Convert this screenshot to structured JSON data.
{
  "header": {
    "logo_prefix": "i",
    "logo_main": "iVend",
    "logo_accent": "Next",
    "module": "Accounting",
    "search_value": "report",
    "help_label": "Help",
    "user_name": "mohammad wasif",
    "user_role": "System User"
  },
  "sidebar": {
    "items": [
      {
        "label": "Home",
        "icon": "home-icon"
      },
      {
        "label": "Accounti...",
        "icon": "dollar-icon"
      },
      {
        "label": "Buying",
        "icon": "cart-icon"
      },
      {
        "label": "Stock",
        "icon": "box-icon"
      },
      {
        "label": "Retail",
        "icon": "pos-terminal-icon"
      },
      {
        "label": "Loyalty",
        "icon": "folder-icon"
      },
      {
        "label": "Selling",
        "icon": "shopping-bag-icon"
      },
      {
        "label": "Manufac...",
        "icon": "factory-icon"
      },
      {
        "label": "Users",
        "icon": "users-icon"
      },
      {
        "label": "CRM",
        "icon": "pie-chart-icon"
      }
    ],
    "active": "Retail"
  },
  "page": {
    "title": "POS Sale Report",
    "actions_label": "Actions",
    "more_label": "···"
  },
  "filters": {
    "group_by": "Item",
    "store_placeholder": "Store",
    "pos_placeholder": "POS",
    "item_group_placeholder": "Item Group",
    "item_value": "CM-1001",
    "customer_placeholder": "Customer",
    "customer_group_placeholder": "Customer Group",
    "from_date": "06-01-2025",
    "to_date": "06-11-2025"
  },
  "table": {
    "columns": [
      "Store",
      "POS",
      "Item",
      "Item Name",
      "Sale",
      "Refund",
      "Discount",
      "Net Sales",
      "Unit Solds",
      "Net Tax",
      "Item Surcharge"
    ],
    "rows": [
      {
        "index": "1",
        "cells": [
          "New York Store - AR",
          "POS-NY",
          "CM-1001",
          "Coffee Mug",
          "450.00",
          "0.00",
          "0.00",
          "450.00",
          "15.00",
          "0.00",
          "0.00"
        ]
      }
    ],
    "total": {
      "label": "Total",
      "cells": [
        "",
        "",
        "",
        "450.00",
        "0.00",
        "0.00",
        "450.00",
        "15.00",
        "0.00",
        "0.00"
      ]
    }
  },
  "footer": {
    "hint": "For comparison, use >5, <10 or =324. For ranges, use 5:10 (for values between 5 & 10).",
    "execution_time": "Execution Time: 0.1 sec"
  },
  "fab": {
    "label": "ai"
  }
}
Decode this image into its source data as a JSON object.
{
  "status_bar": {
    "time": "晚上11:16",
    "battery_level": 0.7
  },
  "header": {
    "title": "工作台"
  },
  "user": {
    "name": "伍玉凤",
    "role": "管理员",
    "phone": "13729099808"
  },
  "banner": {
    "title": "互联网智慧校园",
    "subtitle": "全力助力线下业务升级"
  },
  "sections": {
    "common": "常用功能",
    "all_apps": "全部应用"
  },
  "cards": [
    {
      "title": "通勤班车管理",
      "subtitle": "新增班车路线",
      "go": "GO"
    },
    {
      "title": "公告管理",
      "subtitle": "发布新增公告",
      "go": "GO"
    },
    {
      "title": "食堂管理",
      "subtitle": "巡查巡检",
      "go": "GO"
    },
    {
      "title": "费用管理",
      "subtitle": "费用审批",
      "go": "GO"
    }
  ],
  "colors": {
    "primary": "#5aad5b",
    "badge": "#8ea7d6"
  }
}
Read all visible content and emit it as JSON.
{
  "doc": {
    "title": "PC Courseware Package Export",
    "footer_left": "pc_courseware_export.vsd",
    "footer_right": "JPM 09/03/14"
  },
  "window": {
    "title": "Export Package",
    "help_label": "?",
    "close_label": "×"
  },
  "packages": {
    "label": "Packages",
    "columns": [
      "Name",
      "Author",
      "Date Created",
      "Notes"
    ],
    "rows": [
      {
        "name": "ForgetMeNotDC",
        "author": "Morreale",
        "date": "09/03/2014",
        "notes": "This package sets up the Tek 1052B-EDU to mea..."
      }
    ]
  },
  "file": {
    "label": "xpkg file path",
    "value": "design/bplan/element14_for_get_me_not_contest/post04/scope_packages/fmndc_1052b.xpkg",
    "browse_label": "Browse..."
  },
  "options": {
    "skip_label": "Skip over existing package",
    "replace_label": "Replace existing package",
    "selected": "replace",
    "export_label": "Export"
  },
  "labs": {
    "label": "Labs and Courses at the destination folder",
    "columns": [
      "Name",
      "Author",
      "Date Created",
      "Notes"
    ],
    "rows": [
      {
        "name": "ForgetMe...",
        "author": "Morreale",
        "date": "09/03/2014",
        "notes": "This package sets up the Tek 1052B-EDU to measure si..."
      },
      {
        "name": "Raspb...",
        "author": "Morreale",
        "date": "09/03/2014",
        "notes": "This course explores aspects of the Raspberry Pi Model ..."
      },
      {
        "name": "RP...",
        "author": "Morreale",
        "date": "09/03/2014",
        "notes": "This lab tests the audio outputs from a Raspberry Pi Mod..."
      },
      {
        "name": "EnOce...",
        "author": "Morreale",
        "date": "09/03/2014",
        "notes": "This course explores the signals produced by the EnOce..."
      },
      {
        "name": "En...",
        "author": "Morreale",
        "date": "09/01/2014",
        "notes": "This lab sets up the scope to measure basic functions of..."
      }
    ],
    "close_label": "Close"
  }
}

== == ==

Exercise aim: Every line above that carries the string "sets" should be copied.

Response area:
        "notes": "This package sets up the Tek 1052B-EDU to mea..."
        "notes": "This package sets up the Tek 1052B-EDU to measure si..."
        "notes": "This lab sets up the scope to measure basic functions of..."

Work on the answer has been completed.